| Exercise prompt |
Repeat the records below exactly, leaving out any pictures.

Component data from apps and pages
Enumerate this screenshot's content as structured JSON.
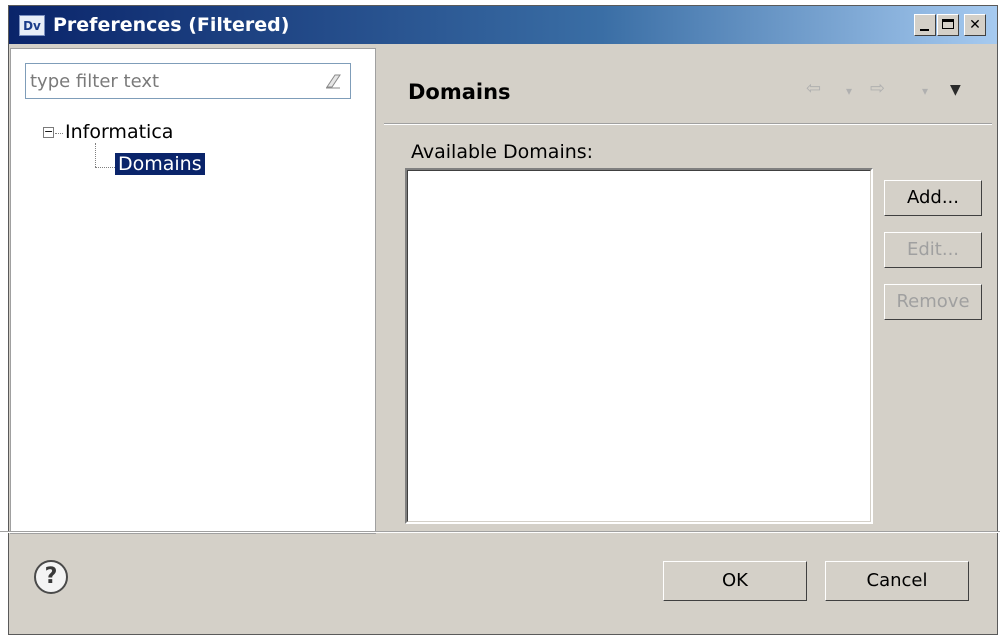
{
  "window": {
    "app_icon_text": "Dv",
    "title": "Preferences (Filtered)"
  },
  "filter": {
    "placeholder": "type filter text"
  },
  "tree": {
    "root": "Informatica",
    "child": "Domains"
  },
  "page": {
    "title": "Domains",
    "list_label": "Available Domains:"
  },
  "buttons": {
    "add": "Add...",
    "edit": "Edit...",
    "remove": "Remove",
    "ok": "OK",
    "cancel": "Cancel"
  },
  "colors": {
    "title_bar": "#0a246a",
    "selection": "#0a246a",
    "dialog_bg": "#d4d0c8"
  }
}
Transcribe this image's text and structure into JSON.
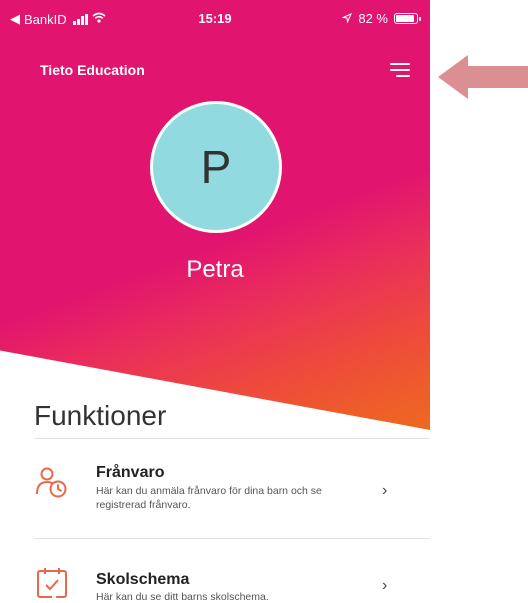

| Solution for this task |
Enumerate this screenshot's content as structured JSON.
{
  "window": {
    "app_icon_text": "Dv",
    "title": "Preferences (Filtered)"
  },
  "filter": {
    "placeholder": "type filter text"
  },
  "tree": {
    "root": "Informatica",
    "child": "Domains"
  },
  "page": {
    "title": "Domains",
    "list_label": "Available Domains:"
  },
  "buttons": {
    "add": "Add...",
    "edit": "Edit...",
    "remove": "Remove",
    "ok": "OK",
    "cancel": "Cancel"
  },
  "colors": {
    "title_bar": "#0a246a",
    "selection": "#0a246a",
    "dialog_bg": "#d4d0c8"
  }
}
Transcribe this image's text and structure into JSON.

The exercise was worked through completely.